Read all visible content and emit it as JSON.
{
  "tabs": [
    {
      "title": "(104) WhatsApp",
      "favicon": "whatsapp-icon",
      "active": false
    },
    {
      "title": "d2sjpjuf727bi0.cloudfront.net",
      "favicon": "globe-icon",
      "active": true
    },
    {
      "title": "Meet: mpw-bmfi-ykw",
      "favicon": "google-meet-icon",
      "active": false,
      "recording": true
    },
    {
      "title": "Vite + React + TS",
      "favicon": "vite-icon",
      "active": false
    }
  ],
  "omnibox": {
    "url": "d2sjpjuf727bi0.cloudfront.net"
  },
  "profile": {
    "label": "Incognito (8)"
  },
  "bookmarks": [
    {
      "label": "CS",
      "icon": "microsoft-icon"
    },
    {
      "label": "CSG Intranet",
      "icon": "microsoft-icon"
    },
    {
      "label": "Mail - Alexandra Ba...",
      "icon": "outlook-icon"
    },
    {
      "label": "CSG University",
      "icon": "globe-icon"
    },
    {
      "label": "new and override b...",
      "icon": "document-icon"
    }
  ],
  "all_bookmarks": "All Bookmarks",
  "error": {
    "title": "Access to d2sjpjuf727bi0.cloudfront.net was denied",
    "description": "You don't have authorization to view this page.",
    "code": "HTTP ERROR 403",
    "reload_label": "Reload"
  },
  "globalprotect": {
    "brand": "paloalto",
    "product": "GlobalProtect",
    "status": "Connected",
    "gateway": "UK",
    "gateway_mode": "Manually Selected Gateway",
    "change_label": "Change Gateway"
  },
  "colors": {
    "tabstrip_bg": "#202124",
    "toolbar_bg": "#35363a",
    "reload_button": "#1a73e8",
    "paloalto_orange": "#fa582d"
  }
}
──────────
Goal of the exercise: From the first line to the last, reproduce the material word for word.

Output for this task:
Read all visible content and emit it as JSON.
{
  "tabs": [
    {
      "title": "(104) WhatsApp",
      "favicon": "whatsapp-icon",
      "active": false
    },
    {
      "title": "d2sjpjuf727bi0.cloudfront.net",
      "favicon": "globe-icon",
      "active": true
    },
    {
      "title": "Meet: mpw-bmfi-ykw",
      "favicon": "google-meet-icon",
      "active": false,
      "recording": true
    },
    {
      "title": "Vite + React + TS",
      "favicon": "vite-icon",
      "active": false
    }
  ],
  "omnibox": {
    "url": "d2sjpjuf727bi0.cloudfront.net"
  },
  "profile": {
    "label": "Incognito (8)"
  },
  "bookmarks": [
    {
      "label": "CS",
      "icon": "microsoft-icon"
    },
    {
      "label": "CSG Intranet",
      "icon": "microsoft-icon"
    },
    {
      "label": "Mail - Alexandra Ba...",
      "icon": "outlook-icon"
    },
    {
      "label": "CSG University",
      "icon": "globe-icon"
    },
    {
      "label": "new and override b...",
      "icon": "document-icon"
    }
  ],
  "all_bookmarks": "All Bookmarks",
  "error": {
    "title": "Access to d2sjpjuf727bi0.cloudfront.net was denied",
    "description": "You don't have authorization to view this page.",
    "code": "HTTP ERROR 403",
    "reload_label": "Reload"
  },
  "globalprotect": {
    "brand": "paloalto",
    "product": "GlobalProtect",
    "status": "Connected",
    "gateway": "UK",
    "gateway_mode": "Manually Selected Gateway",
    "change_label": "Change Gateway"
  },
  "colors": {
    "tabstrip_bg": "#202124",
    "toolbar_bg": "#35363a",
    "reload_button": "#1a73e8",
    "paloalto_orange": "#fa582d"
  }
}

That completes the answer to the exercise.